4.Gideon and Arizona from Eric Jerome Dickey’s Gideon Series (Sleeping with Strangers, Waking With Enemies, Resurrecting Midnight) Why aren’t they together? Uh, maybe cause they are both armed, dangerous and explosive together. Under all that grit, there is love. They’ve darn near laid down their life for one another in several scenes, and in their business, the biases of a love affair can be costly. Even in one of the last books where she appeared to be permanently linked to another man, who was there to save and nurse her back to health? Love him, love them.
5.Up pops love, in my girl, Rhonda Mcknight’s short story, “ A Piece of Revenge” in the trilogy of stories found in A Woman’s Revenge .Tamera Watson finds a hunky detective in Kemuel Powers to help her track down her husband and save her from going postal on him when he runs away with her dreams. I love the possibility of them and urge my sister-writer-friend to revisit them at some point.
6. Lady Jasmine could be paired with anyone. She’s beautiful, crafty and smart, but her heart ultimately belongs to Hosea Bush. Victoria Christopher Murray has weaved this love story in several books ( A Sin and a Shame, Too Little Too Late, and Lady Jasmine,to name a few). I l ove Hosea. I want to steal him from Jasmine. He’s too good for her. This couple’s relationship has been tested by fire. They’ve been to hell and back with Jasmine driving sometimes, but they manage to stick in there. I wonder did Victoria know Jasmine’s capacity to love from book one, Temptation?
7, From Miranda Parker’s debut novel, A Good Excuse to be Bad, bounty hunter, Angeline Crawford and her pastor-slash-crush ,Justus send off sparks. It proves the chase is sexy.
8. Regina Burns married Blue Hamilton from Pearl Cleage’s Baby Brother Blues shows that tough guys fall hard. Blue shows up in other novels by Cleage as this community activist-slash-Neighborhood Watch-Hell’s Angel character. He’s smooth, could have anyone but chooses Regina. His passion for her and his community mission pours from the page.
9. You thought I wasn’t? Certainly, if I love an authentic love story, I would try to write a few. Newlywed and nearly insane, Willie and Vanessa Green combines their congregation and invite new troubles into their new union in Soon and Very Soon and again in Soon After.
Deidre Collins and Andre Hicks is my "Been there, done that" couple who parted ways and are brought back together when their teenaged son starts making all the mistakes they made in my sophomore release,The Manual
10. Pamela “Pill” Taylor vowed to live a fabulous life. What will the mirror of marriage reveal about her past? Poor Corey didn't know his new wife came with a promissory note, but he loved her furiously. Corey and Pill are from my current selection, Taylor Made.

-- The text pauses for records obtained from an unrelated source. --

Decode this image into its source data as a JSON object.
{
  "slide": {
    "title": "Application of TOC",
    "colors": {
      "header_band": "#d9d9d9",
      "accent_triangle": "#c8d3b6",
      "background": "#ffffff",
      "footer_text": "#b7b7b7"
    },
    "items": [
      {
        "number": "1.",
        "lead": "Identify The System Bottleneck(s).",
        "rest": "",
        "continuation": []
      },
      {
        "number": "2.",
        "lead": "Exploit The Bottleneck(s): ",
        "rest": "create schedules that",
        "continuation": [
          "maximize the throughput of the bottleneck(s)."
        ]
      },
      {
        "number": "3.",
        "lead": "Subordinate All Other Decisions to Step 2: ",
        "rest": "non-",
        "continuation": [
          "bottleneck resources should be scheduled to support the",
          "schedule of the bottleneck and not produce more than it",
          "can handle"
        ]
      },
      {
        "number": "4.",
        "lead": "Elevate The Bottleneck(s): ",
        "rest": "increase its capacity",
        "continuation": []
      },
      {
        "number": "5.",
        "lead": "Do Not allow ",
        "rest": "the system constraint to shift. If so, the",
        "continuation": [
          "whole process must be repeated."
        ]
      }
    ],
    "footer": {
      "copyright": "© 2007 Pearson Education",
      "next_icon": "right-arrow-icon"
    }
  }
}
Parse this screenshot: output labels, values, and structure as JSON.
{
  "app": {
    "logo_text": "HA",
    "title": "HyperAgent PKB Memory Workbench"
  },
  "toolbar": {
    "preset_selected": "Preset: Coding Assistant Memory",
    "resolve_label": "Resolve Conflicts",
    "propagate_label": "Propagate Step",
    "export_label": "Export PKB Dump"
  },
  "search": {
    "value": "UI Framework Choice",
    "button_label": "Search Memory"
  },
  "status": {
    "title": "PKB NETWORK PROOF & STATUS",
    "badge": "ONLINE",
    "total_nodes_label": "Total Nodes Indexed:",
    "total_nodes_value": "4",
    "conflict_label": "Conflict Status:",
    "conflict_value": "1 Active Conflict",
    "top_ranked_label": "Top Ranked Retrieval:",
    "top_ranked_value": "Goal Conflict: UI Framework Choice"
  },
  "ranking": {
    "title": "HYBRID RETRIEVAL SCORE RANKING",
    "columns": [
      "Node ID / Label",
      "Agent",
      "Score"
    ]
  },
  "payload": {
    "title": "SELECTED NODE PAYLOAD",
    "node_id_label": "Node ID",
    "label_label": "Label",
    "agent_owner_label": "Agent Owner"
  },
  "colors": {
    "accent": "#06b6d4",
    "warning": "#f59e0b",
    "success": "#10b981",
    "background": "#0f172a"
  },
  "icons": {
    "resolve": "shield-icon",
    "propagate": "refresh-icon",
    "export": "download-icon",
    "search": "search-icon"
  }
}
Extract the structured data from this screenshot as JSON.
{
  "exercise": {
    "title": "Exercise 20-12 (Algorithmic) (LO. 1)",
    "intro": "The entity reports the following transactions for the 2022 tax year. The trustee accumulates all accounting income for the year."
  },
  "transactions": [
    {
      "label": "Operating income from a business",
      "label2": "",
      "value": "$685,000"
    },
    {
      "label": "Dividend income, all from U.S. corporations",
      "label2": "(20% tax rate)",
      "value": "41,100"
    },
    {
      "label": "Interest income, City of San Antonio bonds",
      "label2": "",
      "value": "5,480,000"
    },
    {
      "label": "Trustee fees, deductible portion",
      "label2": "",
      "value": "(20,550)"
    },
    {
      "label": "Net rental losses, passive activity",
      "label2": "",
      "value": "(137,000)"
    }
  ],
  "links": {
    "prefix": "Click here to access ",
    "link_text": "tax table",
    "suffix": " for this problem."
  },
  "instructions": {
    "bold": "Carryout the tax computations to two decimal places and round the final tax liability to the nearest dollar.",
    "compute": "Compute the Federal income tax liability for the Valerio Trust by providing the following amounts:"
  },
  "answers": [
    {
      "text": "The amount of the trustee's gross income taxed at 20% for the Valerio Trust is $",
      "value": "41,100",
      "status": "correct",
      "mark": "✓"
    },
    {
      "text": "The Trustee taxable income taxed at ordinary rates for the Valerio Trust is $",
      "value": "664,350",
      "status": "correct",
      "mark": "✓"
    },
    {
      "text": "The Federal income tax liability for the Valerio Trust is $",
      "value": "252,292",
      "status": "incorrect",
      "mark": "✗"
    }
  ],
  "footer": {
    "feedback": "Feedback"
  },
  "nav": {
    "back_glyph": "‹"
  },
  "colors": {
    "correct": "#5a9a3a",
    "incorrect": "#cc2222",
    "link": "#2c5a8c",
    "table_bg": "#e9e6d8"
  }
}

Saturday, November 19, 2011

My New Book Contract


An idea for a novel starts as a notion that becomes an obsession. Writing the novel is therefore obssessive compulsive behavior ~Sherryle Kiser Jackson

Soon and Very Soon Book Trailer